> _THE DATA_:
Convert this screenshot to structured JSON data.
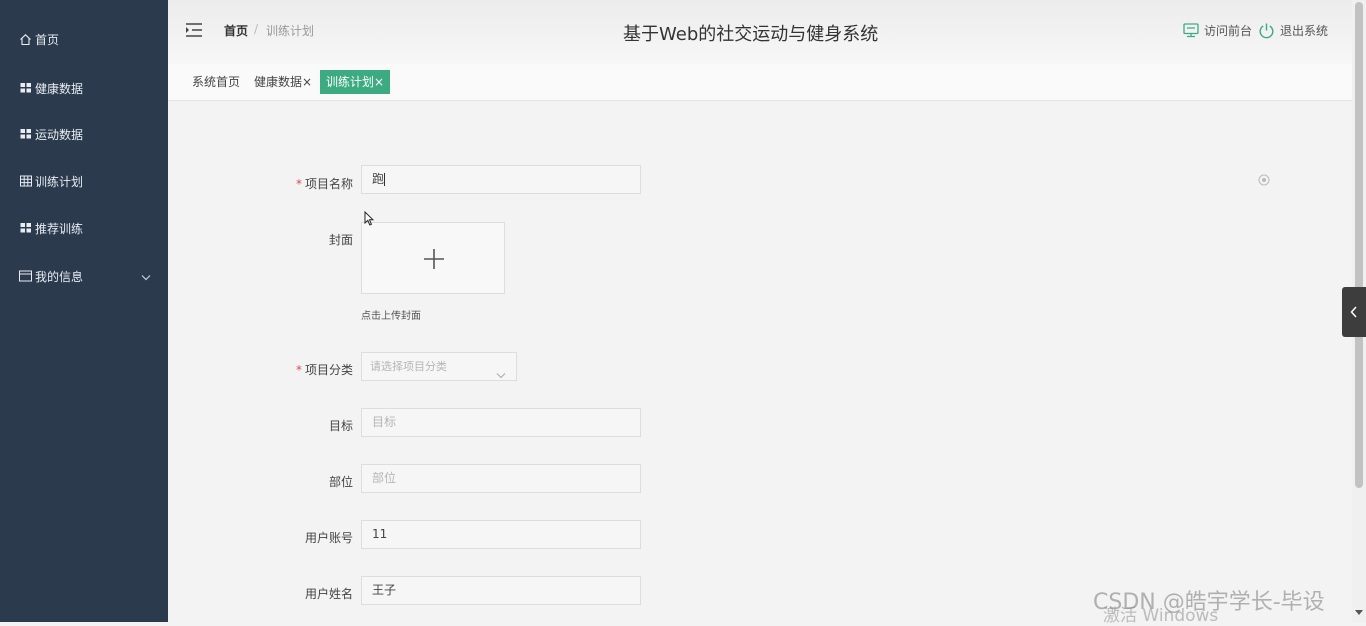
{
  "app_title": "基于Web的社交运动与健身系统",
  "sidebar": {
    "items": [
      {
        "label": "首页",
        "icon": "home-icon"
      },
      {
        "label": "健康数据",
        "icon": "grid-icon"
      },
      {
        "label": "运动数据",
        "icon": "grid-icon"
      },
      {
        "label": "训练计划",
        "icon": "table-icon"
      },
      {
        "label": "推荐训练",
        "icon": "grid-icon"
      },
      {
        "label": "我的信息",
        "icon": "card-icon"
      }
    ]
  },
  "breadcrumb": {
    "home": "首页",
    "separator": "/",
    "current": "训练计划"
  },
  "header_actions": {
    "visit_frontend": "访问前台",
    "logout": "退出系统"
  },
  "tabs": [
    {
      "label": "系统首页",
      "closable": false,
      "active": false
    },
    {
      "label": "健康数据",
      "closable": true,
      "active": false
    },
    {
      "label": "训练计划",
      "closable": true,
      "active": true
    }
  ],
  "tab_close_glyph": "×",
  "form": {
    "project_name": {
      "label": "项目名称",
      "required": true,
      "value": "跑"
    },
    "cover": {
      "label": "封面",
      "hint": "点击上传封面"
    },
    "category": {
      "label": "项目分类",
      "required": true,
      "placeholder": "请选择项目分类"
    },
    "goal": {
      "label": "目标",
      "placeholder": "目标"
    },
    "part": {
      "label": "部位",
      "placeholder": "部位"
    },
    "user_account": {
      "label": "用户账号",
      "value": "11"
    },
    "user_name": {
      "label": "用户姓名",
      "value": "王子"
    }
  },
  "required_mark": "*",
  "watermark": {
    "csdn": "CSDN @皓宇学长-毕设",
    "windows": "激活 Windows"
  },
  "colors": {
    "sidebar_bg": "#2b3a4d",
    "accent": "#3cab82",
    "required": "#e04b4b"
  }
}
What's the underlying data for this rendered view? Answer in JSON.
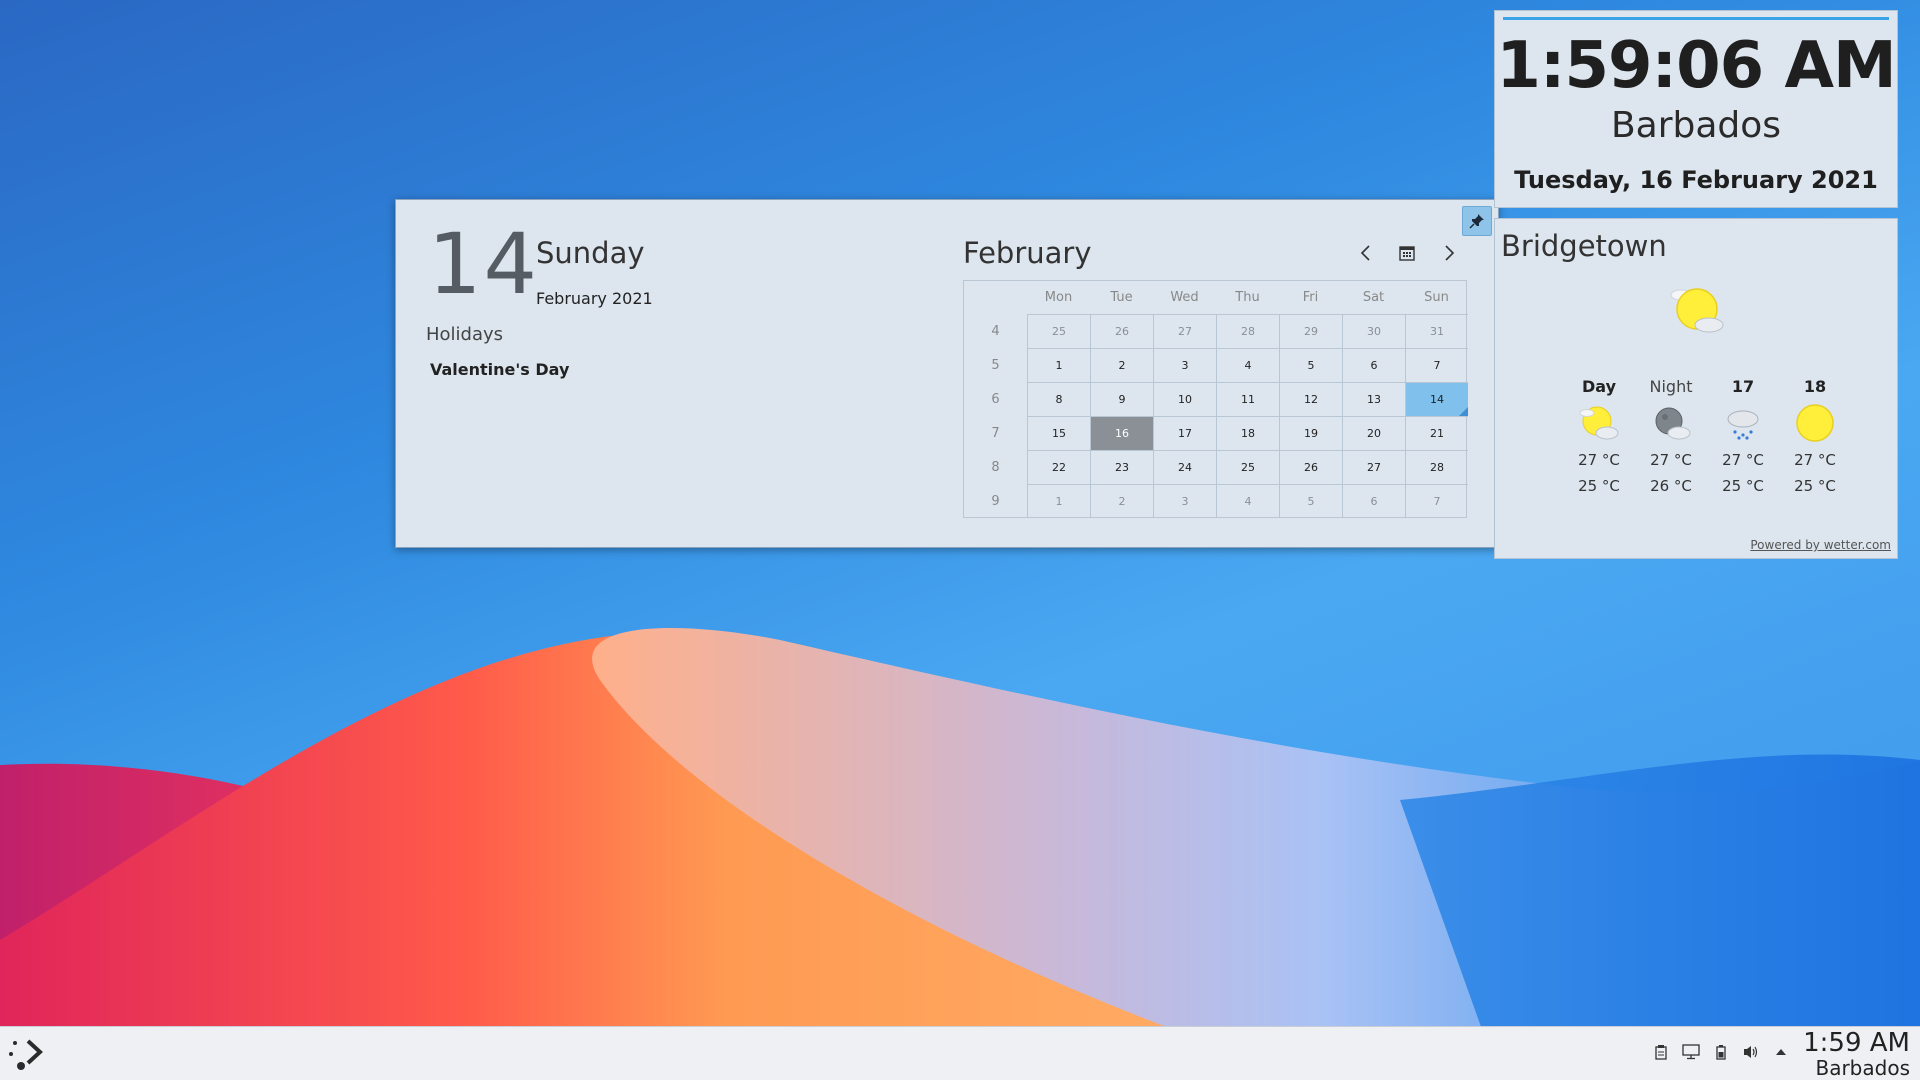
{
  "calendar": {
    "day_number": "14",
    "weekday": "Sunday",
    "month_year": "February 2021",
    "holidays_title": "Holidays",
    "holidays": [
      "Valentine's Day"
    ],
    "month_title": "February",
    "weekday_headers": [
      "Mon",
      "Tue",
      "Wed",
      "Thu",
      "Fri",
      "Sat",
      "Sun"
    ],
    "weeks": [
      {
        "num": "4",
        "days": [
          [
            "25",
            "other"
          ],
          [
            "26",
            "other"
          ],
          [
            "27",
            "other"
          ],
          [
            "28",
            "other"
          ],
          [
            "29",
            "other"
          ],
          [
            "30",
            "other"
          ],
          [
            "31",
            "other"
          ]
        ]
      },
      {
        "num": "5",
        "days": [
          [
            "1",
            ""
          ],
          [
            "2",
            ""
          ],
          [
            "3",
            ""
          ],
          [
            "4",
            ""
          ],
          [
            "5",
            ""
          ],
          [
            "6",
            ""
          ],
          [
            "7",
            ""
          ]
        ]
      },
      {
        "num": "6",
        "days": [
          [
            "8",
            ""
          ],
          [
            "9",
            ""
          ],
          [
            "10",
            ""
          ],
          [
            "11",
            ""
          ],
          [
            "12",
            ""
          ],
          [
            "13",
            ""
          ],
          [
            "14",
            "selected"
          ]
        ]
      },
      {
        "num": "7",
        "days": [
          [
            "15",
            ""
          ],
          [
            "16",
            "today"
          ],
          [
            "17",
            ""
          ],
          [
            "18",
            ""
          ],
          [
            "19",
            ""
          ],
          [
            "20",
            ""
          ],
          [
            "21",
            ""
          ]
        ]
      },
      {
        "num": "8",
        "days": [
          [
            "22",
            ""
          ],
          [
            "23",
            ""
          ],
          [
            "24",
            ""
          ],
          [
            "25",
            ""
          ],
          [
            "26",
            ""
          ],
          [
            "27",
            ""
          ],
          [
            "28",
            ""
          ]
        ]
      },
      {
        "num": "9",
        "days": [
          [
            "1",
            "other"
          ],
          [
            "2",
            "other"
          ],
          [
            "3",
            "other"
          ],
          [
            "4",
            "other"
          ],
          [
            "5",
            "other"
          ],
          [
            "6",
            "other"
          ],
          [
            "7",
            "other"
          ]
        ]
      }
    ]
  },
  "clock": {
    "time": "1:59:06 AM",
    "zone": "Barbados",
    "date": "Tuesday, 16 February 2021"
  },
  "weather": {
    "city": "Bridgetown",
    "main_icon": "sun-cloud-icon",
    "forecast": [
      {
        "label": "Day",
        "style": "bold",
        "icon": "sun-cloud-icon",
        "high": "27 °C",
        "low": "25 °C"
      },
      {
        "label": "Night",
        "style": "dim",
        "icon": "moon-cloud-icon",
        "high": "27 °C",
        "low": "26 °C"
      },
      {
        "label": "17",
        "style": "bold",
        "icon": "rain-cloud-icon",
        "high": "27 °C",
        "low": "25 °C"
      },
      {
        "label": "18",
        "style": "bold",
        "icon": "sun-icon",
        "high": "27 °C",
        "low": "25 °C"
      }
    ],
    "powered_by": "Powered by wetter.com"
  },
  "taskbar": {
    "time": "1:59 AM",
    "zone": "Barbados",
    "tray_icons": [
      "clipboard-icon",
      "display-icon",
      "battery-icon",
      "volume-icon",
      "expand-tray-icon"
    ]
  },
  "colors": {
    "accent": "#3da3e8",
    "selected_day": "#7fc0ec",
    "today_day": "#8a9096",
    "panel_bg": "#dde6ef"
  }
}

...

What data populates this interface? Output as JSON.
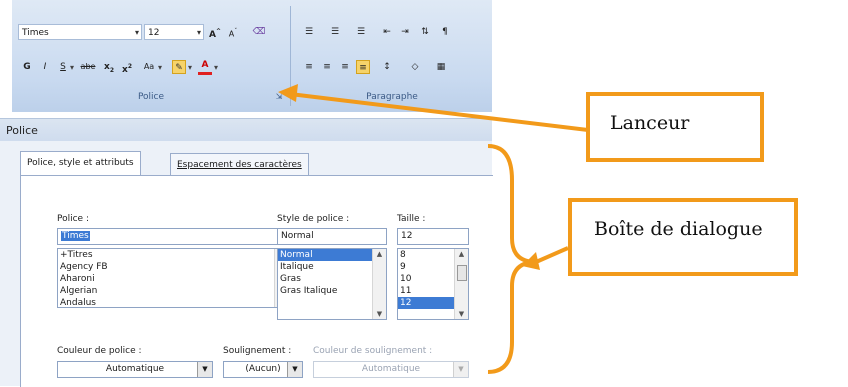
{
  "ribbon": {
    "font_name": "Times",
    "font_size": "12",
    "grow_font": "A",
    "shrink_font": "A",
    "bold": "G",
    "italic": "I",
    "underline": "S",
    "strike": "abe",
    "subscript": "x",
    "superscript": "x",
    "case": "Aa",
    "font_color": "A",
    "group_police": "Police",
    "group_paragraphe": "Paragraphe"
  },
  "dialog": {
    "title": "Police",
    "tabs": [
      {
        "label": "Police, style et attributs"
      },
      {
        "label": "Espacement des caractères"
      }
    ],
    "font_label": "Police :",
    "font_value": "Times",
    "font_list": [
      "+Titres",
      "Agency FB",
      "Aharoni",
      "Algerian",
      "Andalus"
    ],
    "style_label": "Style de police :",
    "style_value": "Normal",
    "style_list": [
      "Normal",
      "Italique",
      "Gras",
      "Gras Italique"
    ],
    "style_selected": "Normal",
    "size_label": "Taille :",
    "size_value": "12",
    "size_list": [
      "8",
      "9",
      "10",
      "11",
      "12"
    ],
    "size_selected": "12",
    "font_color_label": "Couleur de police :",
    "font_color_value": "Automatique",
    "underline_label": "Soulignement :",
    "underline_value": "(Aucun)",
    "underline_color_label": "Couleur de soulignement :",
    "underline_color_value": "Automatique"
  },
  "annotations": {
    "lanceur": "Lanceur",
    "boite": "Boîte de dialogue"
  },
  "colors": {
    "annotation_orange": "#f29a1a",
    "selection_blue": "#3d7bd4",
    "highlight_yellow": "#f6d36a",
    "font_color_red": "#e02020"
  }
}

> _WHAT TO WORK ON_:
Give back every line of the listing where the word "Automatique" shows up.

> _ANSWER SECTION_:
    "font_color_value": "Automatique",
    "underline_color_value": "Automatique"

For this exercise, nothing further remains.